ABSTRACT: Structure and Thermochronology of the Irian Jaya Fold Belt, Indonesia
Kendrick, R. D., K. C. Hill, and P. B. O'Sullivan , Australian Geodynamics Cooperative Research Centre, Melbourne, Australia
New Guinea, the NE margin of the Australian plate, underwent Neogene to Recent collision with Paleogene island arcs, resulting in uplift to elevations >5km in the Irian Jaya Fold Belt (IJFB) of central New Guinea. The fold belt to the east and west is lower, shows less basement involvement and contains giant gas and oil deposits. Despite dense jungle cover and difficult karst terrain in the IJFB, interpretations based on recent Geosec structural modelling and new constraints from fission track thermochronology define the timing and style and hydrocarbon prospectivity of the region.

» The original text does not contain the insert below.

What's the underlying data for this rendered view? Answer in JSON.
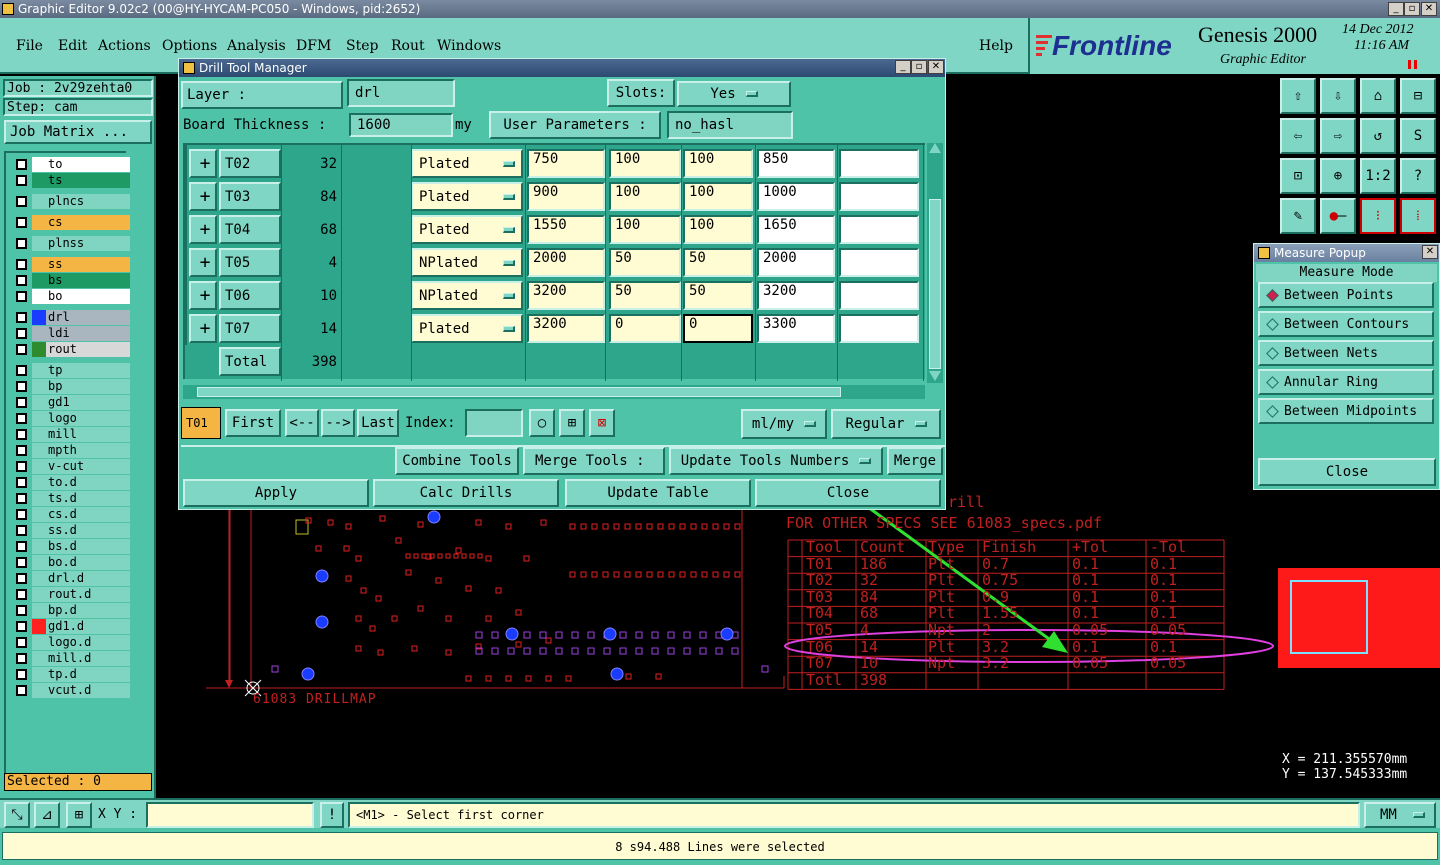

An older, structurally higher, thin-skinned thrust system records the initiation of orogeny in the northern IJFB between ~12-5 Ma. A Pliocene-Recent, structurally lower, thick-skinned thrust system is interpreted to have produced the rapid and recent uplift of the IJFB, by transporting the ~200 km long Mapenduma Thrust sheet to the surface. The hanging wall geometry of the Mapenduma Thrust is essentially a deeply eroded fault-bend fold above an inverted pre-existing extensional fault. These reactivated extensional faults probably sole into a regional decollement at depths >20km, based on cross sections and the relatively low (greenschist) metamorphic grade in basement. Minimum shortening of ~53 km was accommodated on Late Proterozoic and basement decollements contributing to total regional shortening across the IJFB of 78-116 km (44-49%).
Hydrocarbon potential in the IJFB is demonstrated by oil discoveries at Cross Catalina and Kau-2. The active petroleum system is likely sourced from Kimmeridgian shales, as in the prolific Papuan Basin and Northwest Shelf.
AAPG Search and Discovery Article #90913©2000 AAPG International Conference and Exhibition, Bali, Indonesia